[Start of Attachment]

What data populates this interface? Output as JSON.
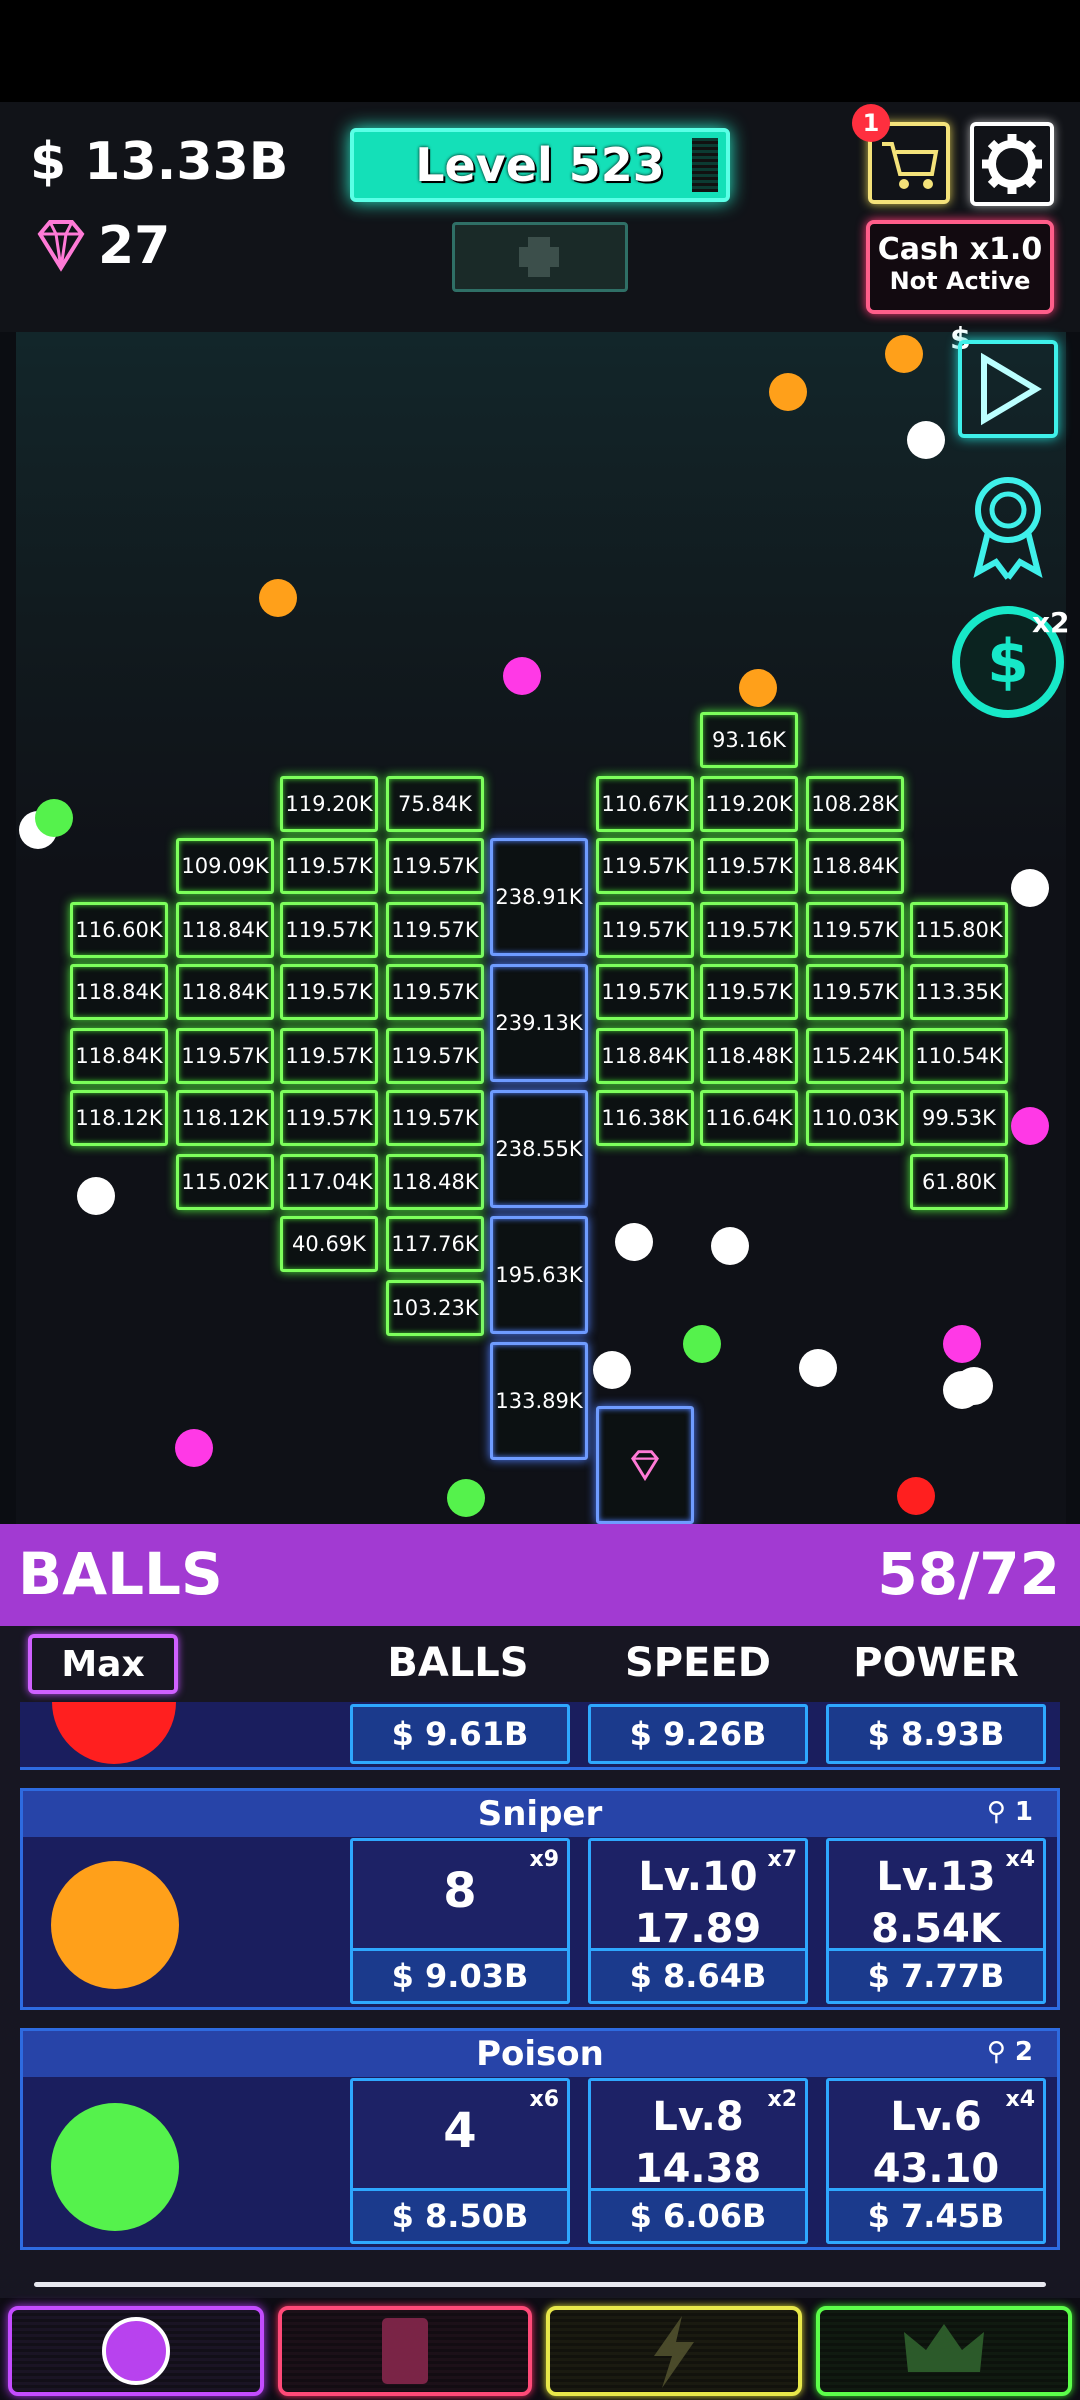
{
  "header": {
    "money": "$ 13.33B",
    "gems": "27",
    "level_label": "Level 523",
    "cart_badge": "1",
    "cash_title": "Cash x1.0",
    "cash_status": "Not Active"
  },
  "side_buttons": {
    "video_dollar": "$",
    "cash_multiplier": "x2"
  },
  "bricks_green": [
    {
      "label": "93.16K"
    },
    {
      "label": "119.20K"
    },
    {
      "label": "75.84K"
    },
    {
      "label": "110.67K"
    },
    {
      "label": "119.20K"
    },
    {
      "label": "108.28K"
    },
    {
      "label": "109.09K"
    },
    {
      "label": "119.57K"
    },
    {
      "label": "119.57K"
    },
    {
      "label": "119.57K"
    },
    {
      "label": "119.57K"
    },
    {
      "label": "118.84K"
    },
    {
      "label": "116.60K"
    },
    {
      "label": "118.84K"
    },
    {
      "label": "119.57K"
    },
    {
      "label": "119.57K"
    },
    {
      "label": "119.57K"
    },
    {
      "label": "119.57K"
    },
    {
      "label": "119.57K"
    },
    {
      "label": "115.80K"
    },
    {
      "label": "118.84K"
    },
    {
      "label": "118.84K"
    },
    {
      "label": "119.57K"
    },
    {
      "label": "119.57K"
    },
    {
      "label": "119.57K"
    },
    {
      "label": "119.57K"
    },
    {
      "label": "119.57K"
    },
    {
      "label": "113.35K"
    },
    {
      "label": "118.84K"
    },
    {
      "label": "119.57K"
    },
    {
      "label": "119.57K"
    },
    {
      "label": "119.57K"
    },
    {
      "label": "118.84K"
    },
    {
      "label": "118.48K"
    },
    {
      "label": "115.24K"
    },
    {
      "label": "110.54K"
    },
    {
      "label": "118.12K"
    },
    {
      "label": "118.12K"
    },
    {
      "label": "119.57K"
    },
    {
      "label": "119.57K"
    },
    {
      "label": "116.38K"
    },
    {
      "label": "116.64K"
    },
    {
      "label": "110.03K"
    },
    {
      "label": "99.53K"
    },
    {
      "label": "115.02K"
    },
    {
      "label": "117.04K"
    },
    {
      "label": "118.48K"
    },
    {
      "label": "61.80K"
    },
    {
      "label": "40.69K"
    },
    {
      "label": "117.76K"
    },
    {
      "label": "103.23K"
    }
  ],
  "bricks_blue": [
    {
      "label": "238.91K"
    },
    {
      "label": "239.13K"
    },
    {
      "label": "238.55K"
    },
    {
      "label": "195.63K"
    },
    {
      "label": "133.89K"
    }
  ],
  "balls_section": {
    "title": "BALLS",
    "count": "58/72",
    "max_label": "Max",
    "columns": [
      "BALLS",
      "SPEED",
      "POWER"
    ]
  },
  "ball_types": [
    {
      "name": "",
      "color": "#ff1f1f",
      "prices": [
        "$ 9.61B",
        "$ 9.26B",
        "$ 8.93B"
      ]
    },
    {
      "name": "Sniper",
      "color": "#ffa01a",
      "trophy": "1",
      "balls": {
        "value": "8",
        "mult": "x9",
        "price": "$ 9.03B"
      },
      "speed": {
        "level": "Lv.10",
        "value": "17.89",
        "mult": "x7",
        "price": "$ 8.64B"
      },
      "power": {
        "level": "Lv.13",
        "value": "8.54K",
        "mult": "x4",
        "price": "$ 7.77B"
      }
    },
    {
      "name": "Poison",
      "color": "#55f24c",
      "trophy": "2",
      "balls": {
        "value": "4",
        "mult": "x6",
        "price": "$ 8.50B"
      },
      "speed": {
        "level": "Lv.8",
        "value": "14.38",
        "mult": "x2",
        "price": "$ 6.06B"
      },
      "power": {
        "level": "Lv.6",
        "value": "43.10",
        "mult": "x4",
        "price": "$ 7.45B"
      }
    }
  ],
  "nav_tabs": [
    {
      "icon": "ball-icon",
      "color": "#c44cff"
    },
    {
      "icon": "card-icon",
      "color": "#ff4a78"
    },
    {
      "icon": "lightning-icon",
      "color": "#e8e84a"
    },
    {
      "icon": "crown-icon",
      "color": "#5cff4a"
    }
  ]
}
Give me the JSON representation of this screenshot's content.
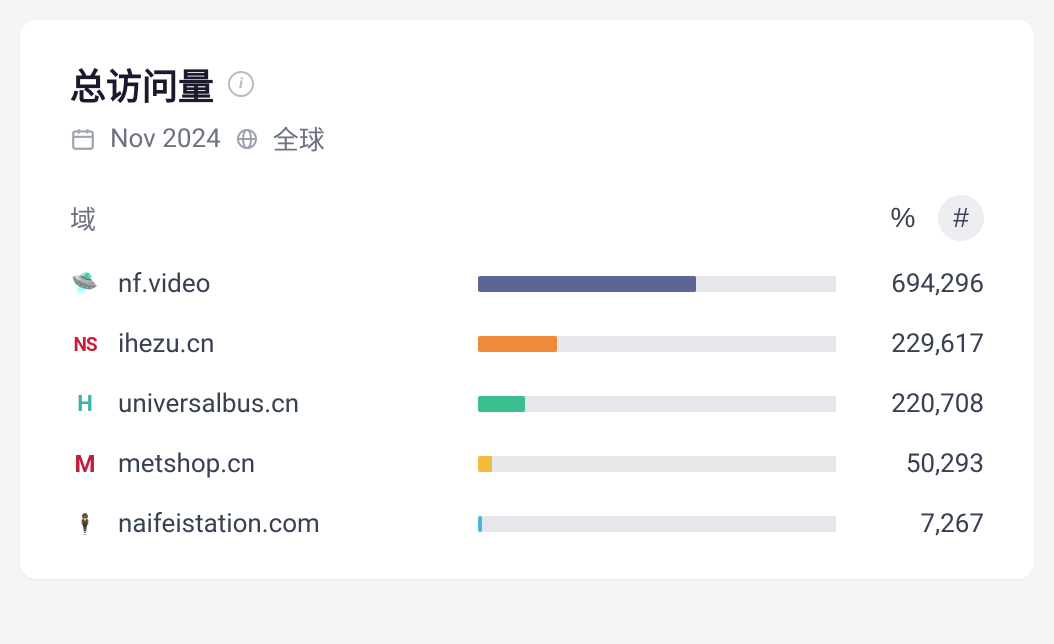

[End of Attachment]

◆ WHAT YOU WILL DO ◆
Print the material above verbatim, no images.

◆ ANSWER TO THIS EXERCISE ◆
What data populates this interface? Output as JSON.
{
  "header": {
    "money": "$ 13.33B",
    "gems": "27",
    "level_label": "Level 523",
    "cart_badge": "1",
    "cash_title": "Cash x1.0",
    "cash_status": "Not Active"
  },
  "side_buttons": {
    "video_dollar": "$",
    "cash_multiplier": "x2"
  },
  "bricks_green": [
    {
      "label": "93.16K"
    },
    {
      "label": "119.20K"
    },
    {
      "label": "75.84K"
    },
    {
      "label": "110.67K"
    },
    {
      "label": "119.20K"
    },
    {
      "label": "108.28K"
    },
    {
      "label": "109.09K"
    },
    {
      "label": "119.57K"
    },
    {
      "label": "119.57K"
    },
    {
      "label": "119.57K"
    },
    {
      "label": "119.57K"
    },
    {
      "label": "118.84K"
    },
    {
      "label": "116.60K"
    },
    {
      "label": "118.84K"
    },
    {
      "label": "119.57K"
    },
    {
      "label": "119.57K"
    },
    {
      "label": "119.57K"
    },
    {
      "label": "119.57K"
    },
    {
      "label": "119.57K"
    },
    {
      "label": "115.80K"
    },
    {
      "label": "118.84K"
    },
    {
      "label": "118.84K"
    },
    {
      "label": "119.57K"
    },
    {
      "label": "119.57K"
    },
    {
      "label": "119.57K"
    },
    {
      "label": "119.57K"
    },
    {
      "label": "119.57K"
    },
    {
      "label": "113.35K"
    },
    {
      "label": "118.84K"
    },
    {
      "label": "119.57K"
    },
    {
      "label": "119.57K"
    },
    {
      "label": "119.57K"
    },
    {
      "label": "118.84K"
    },
    {
      "label": "118.48K"
    },
    {
      "label": "115.24K"
    },
    {
      "label": "110.54K"
    },
    {
      "label": "118.12K"
    },
    {
      "label": "118.12K"
    },
    {
      "label": "119.57K"
    },
    {
      "label": "119.57K"
    },
    {
      "label": "116.38K"
    },
    {
      "label": "116.64K"
    },
    {
      "label": "110.03K"
    },
    {
      "label": "99.53K"
    },
    {
      "label": "115.02K"
    },
    {
      "label": "117.04K"
    },
    {
      "label": "118.48K"
    },
    {
      "label": "61.80K"
    },
    {
      "label": "40.69K"
    },
    {
      "label": "117.76K"
    },
    {
      "label": "103.23K"
    }
  ],
  "bricks_blue": [
    {
      "label": "238.91K"
    },
    {
      "label": "239.13K"
    },
    {
      "label": "238.55K"
    },
    {
      "label": "195.63K"
    },
    {
      "label": "133.89K"
    }
  ],
  "balls_section": {
    "title": "BALLS",
    "count": "58/72",
    "max_label": "Max",
    "columns": [
      "BALLS",
      "SPEED",
      "POWER"
    ]
  },
  "ball_types": [
    {
      "name": "",
      "color": "#ff1f1f",
      "prices": [
        "$ 9.61B",
        "$ 9.26B",
        "$ 8.93B"
      ]
    },
    {
      "name": "Sniper",
      "color": "#ffa01a",
      "trophy": "1",
      "balls": {
        "value": "8",
        "mult": "x9",
        "price": "$ 9.03B"
      },
      "speed": {
        "level": "Lv.10",
        "value": "17.89",
        "mult": "x7",
        "price": "$ 8.64B"
      },
      "power": {
        "level": "Lv.13",
        "value": "8.54K",
        "mult": "x4",
        "price": "$ 7.77B"
      }
    },
    {
      "name": "Poison",
      "color": "#55f24c",
      "trophy": "2",
      "balls": {
        "value": "4",
        "mult": "x6",
        "price": "$ 8.50B"
      },
      "speed": {
        "level": "Lv.8",
        "value": "14.38",
        "mult": "x2",
        "price": "$ 6.06B"
      },
      "power": {
        "level": "Lv.6",
        "value": "43.10",
        "mult": "x4",
        "price": "$ 7.45B"
      }
    }
  ],
  "nav_tabs": [
    {
      "icon": "ball-icon",
      "color": "#c44cff"
    },
    {
      "icon": "card-icon",
      "color": "#ff4a78"
    },
    {
      "icon": "lightning-icon",
      "color": "#e8e84a"
    },
    {
      "icon": "crown-icon",
      "color": "#5cff4a"
    }
  ]
}
Give me the JSON representation of this screenshot's content.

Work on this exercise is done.